Word of the Day: Bow, Beau and Bough


bow / ˈbau̇


verb (1)


  1. to bend at the waist or head as a sign of respect

They bow to you when borrowing, you bow to them when collecting.

Russian Proverb


  1. to bend at the waist in acknowledgment of applause

Every now and then one stands up and orates at length to the unfortunate crowd, after which he bows to their scattered applause.

from ‘When the Sea is Rising Red’ by Cat Hellisen, 1977-


  1. to acknowledge or suffer defeat

The more the panic grows, the more uplifting the image of a man who refuses to bow to the terror.

Ernst Junger, 1895-1998


  1. to exert force on something so as to cause to bend

The thunder burst in loud claps; the wind bowed the trees far down toward the earth, already wet with the rain.

from ‘Dallas-A Sketch’ by Olive McHenry, ?-


  1. to usher in or out through a tilt of the head or waist

You always have to know when to bow out. You bow out while you are on top.
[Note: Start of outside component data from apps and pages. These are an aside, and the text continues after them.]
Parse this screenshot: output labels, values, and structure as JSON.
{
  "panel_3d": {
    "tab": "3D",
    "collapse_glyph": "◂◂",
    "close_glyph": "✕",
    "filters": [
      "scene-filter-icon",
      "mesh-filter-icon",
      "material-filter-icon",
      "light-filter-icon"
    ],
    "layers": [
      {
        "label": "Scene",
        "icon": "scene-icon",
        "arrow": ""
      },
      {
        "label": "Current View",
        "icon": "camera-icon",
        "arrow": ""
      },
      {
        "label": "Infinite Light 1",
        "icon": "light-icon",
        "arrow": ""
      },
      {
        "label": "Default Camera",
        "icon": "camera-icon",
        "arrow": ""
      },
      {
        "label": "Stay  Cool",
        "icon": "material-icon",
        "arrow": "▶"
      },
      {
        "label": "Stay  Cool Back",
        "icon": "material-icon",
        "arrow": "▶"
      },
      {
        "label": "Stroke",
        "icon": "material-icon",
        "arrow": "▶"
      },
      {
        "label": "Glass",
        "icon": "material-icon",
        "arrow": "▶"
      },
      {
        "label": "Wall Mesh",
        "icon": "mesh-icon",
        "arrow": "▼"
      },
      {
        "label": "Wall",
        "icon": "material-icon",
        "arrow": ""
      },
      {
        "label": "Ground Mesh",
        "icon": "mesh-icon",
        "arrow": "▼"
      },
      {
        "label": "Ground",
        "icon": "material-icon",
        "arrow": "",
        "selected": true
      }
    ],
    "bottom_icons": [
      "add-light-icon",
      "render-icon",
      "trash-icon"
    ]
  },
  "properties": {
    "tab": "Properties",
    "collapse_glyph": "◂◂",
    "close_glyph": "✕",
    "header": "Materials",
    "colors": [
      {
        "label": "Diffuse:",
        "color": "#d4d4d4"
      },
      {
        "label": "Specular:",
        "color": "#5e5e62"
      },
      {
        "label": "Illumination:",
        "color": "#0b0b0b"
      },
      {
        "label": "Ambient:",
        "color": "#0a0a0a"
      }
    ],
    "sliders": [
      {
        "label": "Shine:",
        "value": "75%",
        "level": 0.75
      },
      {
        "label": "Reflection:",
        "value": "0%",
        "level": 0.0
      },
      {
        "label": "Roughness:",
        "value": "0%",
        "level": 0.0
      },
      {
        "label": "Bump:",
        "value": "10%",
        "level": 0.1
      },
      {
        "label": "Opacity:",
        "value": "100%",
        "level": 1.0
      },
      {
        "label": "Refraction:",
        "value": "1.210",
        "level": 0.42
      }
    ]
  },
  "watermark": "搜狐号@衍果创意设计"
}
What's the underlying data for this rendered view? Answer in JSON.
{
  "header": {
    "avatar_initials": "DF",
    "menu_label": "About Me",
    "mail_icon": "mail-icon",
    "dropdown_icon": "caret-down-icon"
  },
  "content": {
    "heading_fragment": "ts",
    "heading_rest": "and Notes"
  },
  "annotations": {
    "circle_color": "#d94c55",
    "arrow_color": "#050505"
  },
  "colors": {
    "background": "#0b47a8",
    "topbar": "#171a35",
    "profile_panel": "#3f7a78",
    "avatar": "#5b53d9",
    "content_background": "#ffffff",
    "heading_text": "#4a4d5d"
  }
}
L.A. Reid, 1956-


  1. to curve due to external pressure

[…] when the trees bow down their heads, the wind is passing by.

from ‘Who Has Seen the Wind?’ by Christina Rossetti, 1830-1894


noun (1)


  1. a bending of the body to show respect or acknowledgment

In a stage play, you kill the leads and they come out for a bow – in a movie, they don’t come out for a bow, they’re dead.

Frank Oz, 1944-


noun (2)


  1. the frontmost part of a ship

If the bow is sinking, the stern follows.

Filipino Proverb




noun (3)


  1. a weapon which has a curved springy part with a cord which propels an arrow

You will soon break the bow if you keep it always stretched.

Norman Vincent Peale, 1898-1993


  1. a knot made by doubling string into multiple loops

Nobody’s life is wrapped up neatly in a bow.

Zoe Lister-Jones, 1982-


  1. in music, a wooden or fiberglass rod strung with horsehair or some other stringy material, used to play a violin or other string instrument

Remember always that the composer’s pen is still mightier than the bow of the violinist; in you lie all the possibilities of the creation of beauty.

John Philip Sousa, 1854-1932


verb (2)


  1. to curve

Foundation walls bow for a variety of reasons, including water pressure, root penetration and poor construction.



  1. to play a string instrument with the tool designed for such use

If a feller can’t bow, he’ll never make a fiddler.

Tommy Jarrell, 1901-1985





beau / bō




  1. a male admirer; boyfriend

Some women feel the best cure for a broken heart is a new beau.

Gene Tierney, 1920-1991





bough / bau̇




  1. the limb of a tree; branch

Loveliest of trees, the cherry now

Is hung with bloom along the bough[…]

A.E. Housman, 1859-1936